Exercise materials section start

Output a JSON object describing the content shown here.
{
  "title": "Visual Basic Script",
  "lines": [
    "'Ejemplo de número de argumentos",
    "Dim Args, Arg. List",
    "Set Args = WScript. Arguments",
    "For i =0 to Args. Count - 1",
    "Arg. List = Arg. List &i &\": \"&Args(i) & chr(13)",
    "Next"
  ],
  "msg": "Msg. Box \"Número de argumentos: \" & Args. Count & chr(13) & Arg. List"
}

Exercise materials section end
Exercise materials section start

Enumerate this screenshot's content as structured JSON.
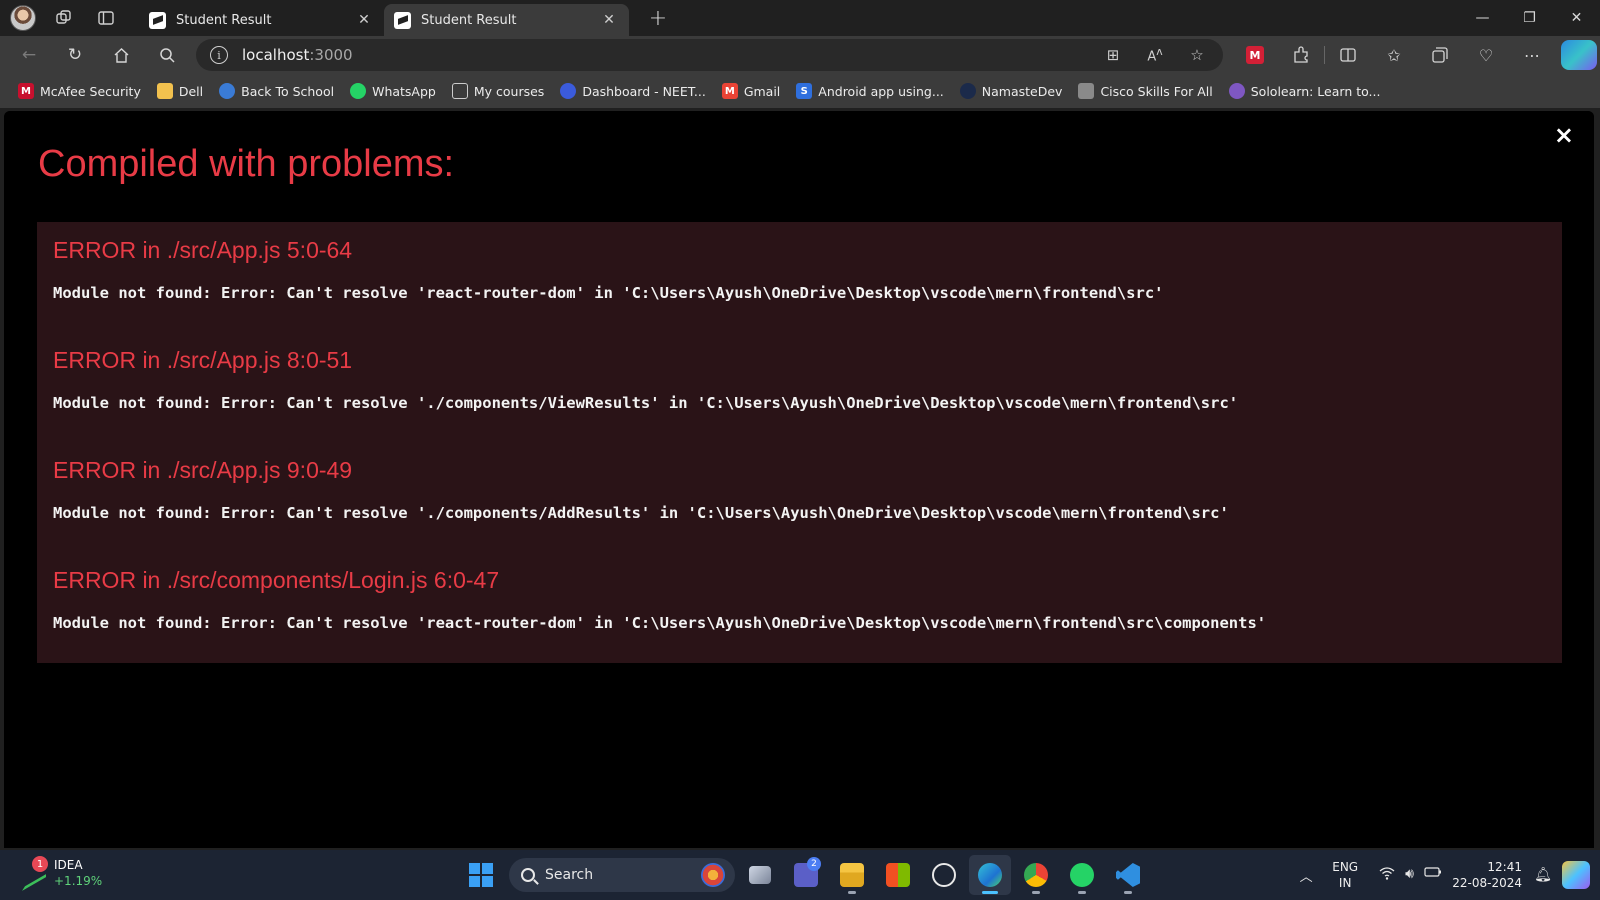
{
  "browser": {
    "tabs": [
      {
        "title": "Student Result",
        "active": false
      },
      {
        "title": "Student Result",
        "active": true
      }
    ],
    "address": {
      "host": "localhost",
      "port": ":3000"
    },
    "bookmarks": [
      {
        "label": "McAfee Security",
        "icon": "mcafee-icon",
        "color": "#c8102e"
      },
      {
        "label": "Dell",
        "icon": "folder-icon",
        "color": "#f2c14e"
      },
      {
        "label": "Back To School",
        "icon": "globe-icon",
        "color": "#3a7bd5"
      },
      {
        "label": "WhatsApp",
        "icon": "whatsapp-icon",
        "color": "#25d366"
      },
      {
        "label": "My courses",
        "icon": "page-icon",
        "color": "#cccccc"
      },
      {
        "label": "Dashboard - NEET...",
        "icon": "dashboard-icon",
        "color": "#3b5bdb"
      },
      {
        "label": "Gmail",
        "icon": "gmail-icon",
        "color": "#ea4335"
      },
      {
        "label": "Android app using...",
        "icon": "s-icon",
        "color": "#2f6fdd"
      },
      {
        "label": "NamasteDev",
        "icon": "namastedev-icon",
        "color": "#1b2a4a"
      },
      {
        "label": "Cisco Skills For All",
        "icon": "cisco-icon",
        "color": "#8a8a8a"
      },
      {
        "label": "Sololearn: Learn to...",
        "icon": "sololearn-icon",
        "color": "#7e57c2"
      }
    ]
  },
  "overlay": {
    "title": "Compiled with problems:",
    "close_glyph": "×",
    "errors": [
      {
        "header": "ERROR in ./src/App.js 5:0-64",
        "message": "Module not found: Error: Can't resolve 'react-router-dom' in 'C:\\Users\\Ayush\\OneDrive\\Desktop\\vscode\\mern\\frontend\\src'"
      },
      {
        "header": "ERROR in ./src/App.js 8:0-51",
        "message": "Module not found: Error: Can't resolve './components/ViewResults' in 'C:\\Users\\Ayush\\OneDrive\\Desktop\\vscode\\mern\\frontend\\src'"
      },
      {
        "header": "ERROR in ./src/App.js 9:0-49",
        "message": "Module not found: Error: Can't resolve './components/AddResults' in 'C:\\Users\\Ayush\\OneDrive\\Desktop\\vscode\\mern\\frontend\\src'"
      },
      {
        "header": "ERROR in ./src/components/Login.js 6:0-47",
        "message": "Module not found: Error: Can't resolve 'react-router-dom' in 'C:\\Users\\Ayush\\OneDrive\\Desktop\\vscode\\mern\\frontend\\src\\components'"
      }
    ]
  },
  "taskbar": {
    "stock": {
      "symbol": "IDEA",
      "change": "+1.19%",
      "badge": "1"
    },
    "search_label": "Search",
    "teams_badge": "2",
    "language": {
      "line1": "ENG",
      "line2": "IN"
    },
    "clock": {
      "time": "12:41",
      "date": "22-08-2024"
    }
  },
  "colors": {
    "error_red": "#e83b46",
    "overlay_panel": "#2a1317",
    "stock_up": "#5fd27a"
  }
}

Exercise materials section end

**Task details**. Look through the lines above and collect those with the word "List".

**Answer space**.
    "Dim Args, Arg. List",
    "Arg. List = Arg. List &i &\": \"&Args(i) & chr(13)",
  "msg": "Msg. Box \"Número de argumentos: \" & Args. Count & chr(13) & Arg. List"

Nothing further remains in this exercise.